Ask your Family Dentist in Austin, Tx – The Dangers of Hepatitis and HIV
Medical conversations are difficult. It is certainly awkward to talk about specific decisions. Especially when most people attach a stigma to that condition. However, ignoring any attempt to create a level of awareness of these medical conditions increases not only an increased ignorance of the general populace, but it also increases the chances of other people spreading these diseases around. That is why on a global scale there is a push for sex education. And with a recent news story breaking out about a Tennessee dentist who could have possibly spread both Hepatitis B&C and HIV because of a failure to sanitize his equipment it is important for your family dentist to use this opportunity to talk about this to prevent it from happening again as much as possible.
So, we, dentists in Austin, Tx, will talk about and possibly dispel myths about Hepatitis and HIV.
Why Does a Doctor or Dentist Sterilize Equipment
I mentioned earlier it that a Dentist in Tennessee told the people in their area to get themselves checked for the possibility of HIV after failure to sterilize dental equipment. But why should patients get tested for HIV if the dentist was dealing with equipment that wasn’t reserved for a gynecology appointment? And why should equipment be sterilized before every use, doesn’t your immune system fight germs?
People base these questions on very dangerous misconceptions about how the diseases operate. Misconceptions that are consistently growing thanks to anti-government or anti-worldly sentiment. So, what is the truth? What can cause the spread of these conditions in the first place?
First, we will cover sterilization. Why is sterilization important before doctors use any medical equipment? The short answer is to decrease the chances of infection and slow down the spread of invasive bacteria and viruses. Diseases are easy to transmit through saliva, blood, and other fluids. So, it would make sense for dentists to take precautions with their equipment. Especially if they see multiple patients a day.
That does beg the question, “Can I get HIV from dirty surgical equipment?”
HIV and Hepatitis Transmission
HIV and Hepatitis B and C are a disease based on viral transmission. While most of the United States think both diseases because of sexual transmission, and often stigmatize it, this isn’t the only way that we can pass the virus along. In fact, there are multiple ways in which we can pass along this disease. These other methods include:
- Sharing needles or other injection drug equipment (works) with someone who has HBV
- Sharing razors, toothbrushes, or similar personal items with someone who has HBV
- Contact with the blood or open sores of a person who has HBV
- From an accidental prick or cut from an HBV-contaminated needle or other sharp object
- From a mother who has HBV to her child during childbirth
So, we can not just transmit this blood born pathogen responsible for HIV and HBV through sexual means.
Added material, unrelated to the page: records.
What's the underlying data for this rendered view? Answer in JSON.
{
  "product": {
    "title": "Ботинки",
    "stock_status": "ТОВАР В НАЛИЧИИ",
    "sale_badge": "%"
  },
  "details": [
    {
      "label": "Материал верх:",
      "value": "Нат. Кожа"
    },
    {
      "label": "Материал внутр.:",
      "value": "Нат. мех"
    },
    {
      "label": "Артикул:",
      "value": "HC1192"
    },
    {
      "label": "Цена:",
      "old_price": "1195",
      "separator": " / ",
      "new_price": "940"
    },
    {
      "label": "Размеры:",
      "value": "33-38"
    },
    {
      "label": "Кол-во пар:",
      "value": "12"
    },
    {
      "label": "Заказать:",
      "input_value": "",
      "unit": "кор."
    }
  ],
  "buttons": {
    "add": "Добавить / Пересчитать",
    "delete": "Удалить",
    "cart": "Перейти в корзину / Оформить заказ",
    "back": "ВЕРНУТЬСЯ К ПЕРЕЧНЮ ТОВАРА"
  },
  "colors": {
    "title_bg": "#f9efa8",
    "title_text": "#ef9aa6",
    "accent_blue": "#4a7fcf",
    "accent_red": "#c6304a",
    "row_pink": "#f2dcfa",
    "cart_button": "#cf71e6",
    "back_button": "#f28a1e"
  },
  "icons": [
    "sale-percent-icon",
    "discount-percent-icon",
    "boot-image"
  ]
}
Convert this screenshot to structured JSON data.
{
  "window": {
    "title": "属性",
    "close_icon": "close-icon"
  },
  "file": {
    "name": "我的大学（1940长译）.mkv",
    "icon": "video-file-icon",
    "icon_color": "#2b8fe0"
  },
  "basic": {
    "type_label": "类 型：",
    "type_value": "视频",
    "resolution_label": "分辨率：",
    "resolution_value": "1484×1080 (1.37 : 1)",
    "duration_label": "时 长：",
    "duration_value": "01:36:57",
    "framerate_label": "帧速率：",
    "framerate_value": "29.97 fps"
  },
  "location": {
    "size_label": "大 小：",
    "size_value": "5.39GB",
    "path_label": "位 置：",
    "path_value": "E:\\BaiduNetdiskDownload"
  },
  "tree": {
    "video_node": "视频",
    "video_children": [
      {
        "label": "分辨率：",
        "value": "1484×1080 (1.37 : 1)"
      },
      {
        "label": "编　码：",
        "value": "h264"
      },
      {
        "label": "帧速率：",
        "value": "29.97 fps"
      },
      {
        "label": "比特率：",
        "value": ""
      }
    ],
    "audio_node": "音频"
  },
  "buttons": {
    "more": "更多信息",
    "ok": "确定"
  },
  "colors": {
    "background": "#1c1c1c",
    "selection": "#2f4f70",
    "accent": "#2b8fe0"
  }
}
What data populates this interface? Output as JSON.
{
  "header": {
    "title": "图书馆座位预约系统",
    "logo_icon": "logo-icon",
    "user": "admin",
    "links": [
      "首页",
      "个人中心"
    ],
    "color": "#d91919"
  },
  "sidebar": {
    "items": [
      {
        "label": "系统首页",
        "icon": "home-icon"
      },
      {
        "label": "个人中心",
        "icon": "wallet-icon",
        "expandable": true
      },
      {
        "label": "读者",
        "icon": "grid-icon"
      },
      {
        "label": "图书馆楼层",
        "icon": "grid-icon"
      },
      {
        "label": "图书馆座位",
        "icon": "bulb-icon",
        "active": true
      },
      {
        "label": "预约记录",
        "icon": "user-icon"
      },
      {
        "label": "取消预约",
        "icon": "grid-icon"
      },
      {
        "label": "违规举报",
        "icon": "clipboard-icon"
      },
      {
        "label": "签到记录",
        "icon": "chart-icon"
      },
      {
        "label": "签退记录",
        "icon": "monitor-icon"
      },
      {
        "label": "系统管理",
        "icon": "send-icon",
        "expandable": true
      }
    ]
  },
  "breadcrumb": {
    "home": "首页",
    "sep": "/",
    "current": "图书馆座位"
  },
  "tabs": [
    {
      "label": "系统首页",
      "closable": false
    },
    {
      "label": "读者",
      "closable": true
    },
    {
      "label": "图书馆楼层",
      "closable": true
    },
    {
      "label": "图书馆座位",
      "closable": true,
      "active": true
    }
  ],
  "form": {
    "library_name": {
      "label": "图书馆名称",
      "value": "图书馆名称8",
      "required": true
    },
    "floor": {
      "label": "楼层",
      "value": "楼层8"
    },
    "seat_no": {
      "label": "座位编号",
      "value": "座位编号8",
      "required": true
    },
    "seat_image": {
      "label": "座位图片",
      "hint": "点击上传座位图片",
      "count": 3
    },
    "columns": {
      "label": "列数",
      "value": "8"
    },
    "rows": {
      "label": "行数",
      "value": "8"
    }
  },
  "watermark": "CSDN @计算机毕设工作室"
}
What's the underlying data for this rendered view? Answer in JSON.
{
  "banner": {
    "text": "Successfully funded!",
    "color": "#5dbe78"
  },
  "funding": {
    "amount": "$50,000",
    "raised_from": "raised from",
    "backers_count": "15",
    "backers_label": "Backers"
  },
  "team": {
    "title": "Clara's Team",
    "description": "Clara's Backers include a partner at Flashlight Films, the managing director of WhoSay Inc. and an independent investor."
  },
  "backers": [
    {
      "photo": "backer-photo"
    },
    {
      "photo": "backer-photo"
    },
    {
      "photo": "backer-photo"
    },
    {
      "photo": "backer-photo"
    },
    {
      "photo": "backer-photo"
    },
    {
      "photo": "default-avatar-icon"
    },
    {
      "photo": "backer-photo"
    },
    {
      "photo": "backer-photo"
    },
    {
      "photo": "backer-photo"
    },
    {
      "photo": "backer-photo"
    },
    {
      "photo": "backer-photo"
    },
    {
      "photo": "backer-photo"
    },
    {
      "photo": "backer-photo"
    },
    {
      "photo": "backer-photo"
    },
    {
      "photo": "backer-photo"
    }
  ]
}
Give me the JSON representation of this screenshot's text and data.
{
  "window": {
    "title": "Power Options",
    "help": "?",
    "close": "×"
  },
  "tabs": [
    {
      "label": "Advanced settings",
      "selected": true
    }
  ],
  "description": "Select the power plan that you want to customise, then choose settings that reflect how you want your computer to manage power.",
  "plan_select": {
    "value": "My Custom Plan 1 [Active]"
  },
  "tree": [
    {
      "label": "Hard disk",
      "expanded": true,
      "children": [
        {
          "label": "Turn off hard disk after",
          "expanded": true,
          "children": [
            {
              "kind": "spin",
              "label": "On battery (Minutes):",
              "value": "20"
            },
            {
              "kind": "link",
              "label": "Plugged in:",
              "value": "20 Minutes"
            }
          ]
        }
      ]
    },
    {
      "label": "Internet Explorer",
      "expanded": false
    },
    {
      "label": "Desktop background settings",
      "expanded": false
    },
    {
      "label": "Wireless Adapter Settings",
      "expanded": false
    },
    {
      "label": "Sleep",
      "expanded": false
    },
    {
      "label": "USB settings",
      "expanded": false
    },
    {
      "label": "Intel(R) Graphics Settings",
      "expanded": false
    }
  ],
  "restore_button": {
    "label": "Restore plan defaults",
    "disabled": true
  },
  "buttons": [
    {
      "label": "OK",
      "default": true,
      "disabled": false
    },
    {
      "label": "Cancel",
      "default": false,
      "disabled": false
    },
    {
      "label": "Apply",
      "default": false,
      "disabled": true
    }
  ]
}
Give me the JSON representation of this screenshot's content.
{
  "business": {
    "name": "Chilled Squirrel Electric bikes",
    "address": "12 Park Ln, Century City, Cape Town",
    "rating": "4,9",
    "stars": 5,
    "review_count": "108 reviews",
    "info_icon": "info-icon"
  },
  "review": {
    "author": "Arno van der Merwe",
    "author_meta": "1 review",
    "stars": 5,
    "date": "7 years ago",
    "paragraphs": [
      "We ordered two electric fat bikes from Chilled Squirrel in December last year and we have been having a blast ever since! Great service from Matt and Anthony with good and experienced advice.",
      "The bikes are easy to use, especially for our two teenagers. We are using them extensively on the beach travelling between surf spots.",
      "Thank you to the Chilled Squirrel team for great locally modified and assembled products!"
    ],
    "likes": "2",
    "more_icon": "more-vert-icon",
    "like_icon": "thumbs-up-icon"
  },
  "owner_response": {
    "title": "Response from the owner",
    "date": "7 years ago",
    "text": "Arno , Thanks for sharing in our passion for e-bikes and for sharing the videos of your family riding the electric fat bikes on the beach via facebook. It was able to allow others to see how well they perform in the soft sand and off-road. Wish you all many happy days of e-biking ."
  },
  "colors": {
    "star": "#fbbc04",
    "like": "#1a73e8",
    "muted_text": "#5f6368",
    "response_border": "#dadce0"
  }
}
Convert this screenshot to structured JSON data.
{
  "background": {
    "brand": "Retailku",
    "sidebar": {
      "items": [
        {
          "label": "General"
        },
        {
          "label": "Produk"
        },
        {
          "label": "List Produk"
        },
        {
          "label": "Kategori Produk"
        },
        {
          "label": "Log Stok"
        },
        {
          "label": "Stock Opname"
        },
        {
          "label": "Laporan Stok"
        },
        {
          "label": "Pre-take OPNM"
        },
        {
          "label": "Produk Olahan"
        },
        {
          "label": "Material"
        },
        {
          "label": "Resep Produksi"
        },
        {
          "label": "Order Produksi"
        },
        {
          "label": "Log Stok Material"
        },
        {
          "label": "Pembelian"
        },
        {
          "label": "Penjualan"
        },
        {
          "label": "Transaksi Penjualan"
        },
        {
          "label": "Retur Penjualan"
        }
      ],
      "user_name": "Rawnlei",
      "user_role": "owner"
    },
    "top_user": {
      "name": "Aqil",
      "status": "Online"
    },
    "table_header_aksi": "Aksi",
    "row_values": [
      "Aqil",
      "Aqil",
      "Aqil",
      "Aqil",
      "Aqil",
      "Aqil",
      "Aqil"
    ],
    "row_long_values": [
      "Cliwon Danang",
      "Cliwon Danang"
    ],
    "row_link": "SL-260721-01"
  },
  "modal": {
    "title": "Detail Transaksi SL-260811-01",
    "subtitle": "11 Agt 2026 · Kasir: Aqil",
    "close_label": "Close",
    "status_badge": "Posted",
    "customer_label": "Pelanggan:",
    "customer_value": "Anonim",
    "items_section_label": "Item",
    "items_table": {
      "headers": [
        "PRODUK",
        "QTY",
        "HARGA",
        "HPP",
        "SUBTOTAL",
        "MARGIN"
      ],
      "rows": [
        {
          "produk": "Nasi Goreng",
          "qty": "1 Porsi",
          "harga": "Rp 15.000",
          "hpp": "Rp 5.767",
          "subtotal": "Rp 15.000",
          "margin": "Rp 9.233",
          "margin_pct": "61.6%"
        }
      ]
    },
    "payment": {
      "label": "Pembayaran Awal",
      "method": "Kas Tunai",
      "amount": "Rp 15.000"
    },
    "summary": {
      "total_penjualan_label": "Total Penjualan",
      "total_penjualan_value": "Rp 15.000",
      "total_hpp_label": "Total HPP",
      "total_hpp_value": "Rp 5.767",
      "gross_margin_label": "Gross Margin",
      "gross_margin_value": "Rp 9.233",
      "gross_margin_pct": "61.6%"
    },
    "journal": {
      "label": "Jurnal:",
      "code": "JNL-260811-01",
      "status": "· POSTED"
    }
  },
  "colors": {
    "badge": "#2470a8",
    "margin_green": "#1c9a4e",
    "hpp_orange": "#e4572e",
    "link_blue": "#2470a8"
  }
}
It can be given from a mother to a child. We can even pass it through a toothbrush. But how is that possible for a toothbrush to infect a person with these viruses?
Dental Anatomy of Gums and Teeth
Surprisingly enough, our teeth and gums require a constant supply of blood flow. It is what keeps our tissues, and teeth alive. The blood flow provides oxygen and nutrients for the growth and preservation of both the teeth and gums. And it doesn’t take much to expose the bloodstream between the tooth and gum line. All it takes is a bit of gum recession from gingivitis or periodontitis and the blood vessels are exposed.
Combine this with dental equipment that are not properly sterilized by dentists, and you can see why the person who made the mistake urged people to get tested as soon as possible.
But if there is a possibility that someone gets any of these conditions at a dental office, what sort of procedure should you follow? Is there a cure for any of them?
What to Do if you Have HPV or HIV?
Hepatitis B- “Vaccination is the best way to prevent all of the ways that hepatitis B is transmitted. People with HIV who do not have active HBV infection should be vaccinated against it.”
Hepatitis C – Unfortunately, there is no vaccination or cure for the disease. This is where you would need to exercise the utmost caution.
HIV – While there is no cure for HIV it is managble thanks to antiretroviral therapy today. But we still have a long way to go and it is costly.
If you get any of these, seek help and do what you can to protect yourself and others around you.
I will end this on a final bit of advice. Patients, don’t be afraid to talk to your dentists about any concerns over this, even if they have been in practice for a long time. Mistakes happen, and if you feel unsafe, you should look into asking questions. If nothing else, you should not feel bad for protecting yourself by thinking a little critically.